3 Questions with W. Todd Lawrence of Wolters Kluwers

W. Todd Lawrence

FintekNews is pleased to offer our weekly feature column 3 Questions. Each week, we feature a thought leader within a unique sector of fintech and ask them to answer just 3 questions for our audience in their vernacular. This week, we’d like to introduce you to W. Todd Lawrence of Wolters Kluwer’s Finance, Risk & Reporting business, which provides integrated regulatory compliance and reporting solutions for financial services companies globally.

NAME: W. Todd Lawrence
TITLE: General Manager, Finance, Risk & Reporting, Americas
COMPANY: Wolters Kluwer’s Finance, Risk & Reporting
WEB ADDRESS: www.wolterskluwerfs.com

What does your firm do/offer within the fintech sector?

Rather than launch into some neat and carefully crafted explanation, I think it’s helpful to discuss the problem we are trying to solve for our customers to best define what we offer. As FinTek News readers are no doubt aware, global and local regulators here in the US are demanding ever-greater integration across business processes, more invasive and broader scope in management and reporting, and faster reaction to change with regulation. And I think it’s fair to say that siloed approaches are increasingly anachronistic. While many financial services firms have had to find technology workarounds in the past, this approach is clearly now insufficient as regulators are strengthening their focus on data structure and management. This is where Wolters Kluwer’s Finance, Risk & Reporting business comes in.
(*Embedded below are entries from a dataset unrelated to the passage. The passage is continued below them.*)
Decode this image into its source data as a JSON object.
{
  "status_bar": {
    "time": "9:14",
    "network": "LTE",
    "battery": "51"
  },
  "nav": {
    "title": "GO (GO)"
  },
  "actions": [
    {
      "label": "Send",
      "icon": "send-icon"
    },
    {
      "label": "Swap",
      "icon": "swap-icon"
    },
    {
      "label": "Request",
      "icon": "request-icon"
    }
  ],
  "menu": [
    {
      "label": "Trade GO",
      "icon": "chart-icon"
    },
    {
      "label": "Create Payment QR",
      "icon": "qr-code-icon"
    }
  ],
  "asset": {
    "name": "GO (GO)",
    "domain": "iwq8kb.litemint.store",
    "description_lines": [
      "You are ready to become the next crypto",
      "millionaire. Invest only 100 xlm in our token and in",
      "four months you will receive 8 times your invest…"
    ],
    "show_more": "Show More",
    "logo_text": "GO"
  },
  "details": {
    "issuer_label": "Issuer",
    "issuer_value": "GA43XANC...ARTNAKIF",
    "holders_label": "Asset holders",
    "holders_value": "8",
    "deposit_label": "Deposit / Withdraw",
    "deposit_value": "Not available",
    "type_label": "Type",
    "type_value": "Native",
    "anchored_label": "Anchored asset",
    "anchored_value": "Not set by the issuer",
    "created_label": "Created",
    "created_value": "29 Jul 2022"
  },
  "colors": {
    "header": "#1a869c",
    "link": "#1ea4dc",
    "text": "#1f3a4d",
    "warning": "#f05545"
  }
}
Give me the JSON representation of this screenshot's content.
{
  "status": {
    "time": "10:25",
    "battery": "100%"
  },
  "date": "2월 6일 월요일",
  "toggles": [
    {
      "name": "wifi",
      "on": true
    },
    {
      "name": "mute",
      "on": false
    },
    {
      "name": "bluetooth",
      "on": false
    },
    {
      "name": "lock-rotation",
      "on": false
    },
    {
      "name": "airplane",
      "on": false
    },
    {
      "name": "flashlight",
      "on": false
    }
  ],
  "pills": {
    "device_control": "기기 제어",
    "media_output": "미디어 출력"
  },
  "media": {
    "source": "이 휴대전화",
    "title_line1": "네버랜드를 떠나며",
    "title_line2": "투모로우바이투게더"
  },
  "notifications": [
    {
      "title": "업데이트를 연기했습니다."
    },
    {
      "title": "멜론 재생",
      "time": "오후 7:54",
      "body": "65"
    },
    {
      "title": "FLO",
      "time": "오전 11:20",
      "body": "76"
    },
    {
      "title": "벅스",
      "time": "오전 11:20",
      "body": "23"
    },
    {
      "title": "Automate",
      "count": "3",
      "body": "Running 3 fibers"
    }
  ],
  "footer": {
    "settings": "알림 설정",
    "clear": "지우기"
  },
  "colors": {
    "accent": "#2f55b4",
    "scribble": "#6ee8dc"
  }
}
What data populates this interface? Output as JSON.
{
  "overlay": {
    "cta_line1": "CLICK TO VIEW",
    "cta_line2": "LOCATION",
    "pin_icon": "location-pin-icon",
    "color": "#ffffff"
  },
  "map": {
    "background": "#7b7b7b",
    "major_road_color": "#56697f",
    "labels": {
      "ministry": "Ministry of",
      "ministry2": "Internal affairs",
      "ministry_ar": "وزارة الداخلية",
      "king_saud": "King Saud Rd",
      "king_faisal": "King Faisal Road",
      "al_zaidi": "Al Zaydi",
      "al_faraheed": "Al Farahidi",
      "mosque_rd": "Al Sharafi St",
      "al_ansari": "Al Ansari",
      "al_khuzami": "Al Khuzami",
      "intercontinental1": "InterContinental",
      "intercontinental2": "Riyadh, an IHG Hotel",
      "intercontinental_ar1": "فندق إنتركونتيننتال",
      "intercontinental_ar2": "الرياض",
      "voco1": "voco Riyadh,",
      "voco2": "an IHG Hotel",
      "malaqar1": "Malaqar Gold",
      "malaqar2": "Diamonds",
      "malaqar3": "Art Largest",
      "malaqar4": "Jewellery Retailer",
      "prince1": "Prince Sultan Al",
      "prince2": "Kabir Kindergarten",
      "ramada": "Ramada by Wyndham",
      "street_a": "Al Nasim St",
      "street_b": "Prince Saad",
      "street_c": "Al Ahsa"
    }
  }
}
Our award winning OneSumX suite of solutions is used by financial services firms to manage a broad array of regulatory reporting, finance and risk obligations globally. Our technology and content expertise means we are able to offer integrated regulatory compliance and reporting solutions for managing ever more complex finance, risk and regulatory reporting obligations. This also includes our unique Regulatory Update Service, which is maintained by Wolters Kluwer experts who actively monitor regulation in approximately 50 countries, helping to ensure the solution is current at all times. Our Americas team, which I lead, is based in Waltham, Massachusetts, and we are noting a significant demand for our services, having hired a number of experts in recent months.

What do you believe the next major innovation in financial technology will be and why?

For us here at Wolters Kluwer we are firmly focused on RegTech developments. And when we refer to RegTech we are talking about innovations that are more than pure “regulatory technology.” As previously mentioned regulators are increasingly requiring financial institutions to acquire regulatory content and provide them with more complex reporting with vast quantities of data using a greater variety of analytical methods. The information acquired and provided cuts across different functions and departments and has to be consistent to meet the increased regulatory scrutiny.

Arguably, the most important aspect of RegTech is an ability to acquire and generate different kinds of data very rapidly from numerous sources, used for varying purposes with the ability to be reused for others. In addition, financial institutions are requiring a business analytics and intelligence component. This functionality enables institutions to use this vast trove of data to forecast, do predictive analytics and enhance their business, versus what was previously viewed only from a reporting purpose. This allows financial institutions to manage compliance and risk in an optimal way that also enables them to maximize financial performance. We are certainly well placed to help our clients navigate developments in the space.

 How do you feel banks are adapting to the facet of fintech that your company operates within?

Let’s take a pertinent and specific example of how banks are adopting, or should be adopting, their approach to technology here in the US. The accounting standard Current Expected Credit Loss (CECL), which requires banks to calculate expected credit losses and incorporate resulting provisions into its P&L statements, really necessitates a flexible, adaptable technology solution that will enable closer collaboration among finance, risk and reporting functions. Certainly, leaders of institutions that adhere to US GAAP would be strongly advised to start thinking about the changes they will need to make between now and implementation (December 15th, 2019) to their technology and their activities overall.

CECL will require institutions to come up with their best estimate of credit impairments using their best predictions of the operating environment that they will face. They will have to supply much of this information daily. With so much on the line, an institution’s personnel must work together as never before, with all functions, particularly finance, risk and reporting, performing in concert. As a result, they will need to adapt to have tools that are organized the same way, as a fully integrated solution that doesn’t just conform to the desired holistic organizational structure, but strengthens it. Adapting to this change will be absolutely key and in the ideal scenario banks will adopt a CECL solution that is flexible, adaptable, consistent and, perhaps most important, durable so that it will be able to perform a range of complex operations simply and elegantly, and then perform them repeatedly.

Todd Lawrence is General Manager of Wolters Kluwer’s, Finance, Risk & Reporting business in the Americas. A seasoned mergers and acquisitions professional, he has spent more than 20 years in strategy, corporate development, sales and marketing positions during his career. He holds a BA in international political economy from Colorado College and MBA, with high distinction, from the The University of Michigan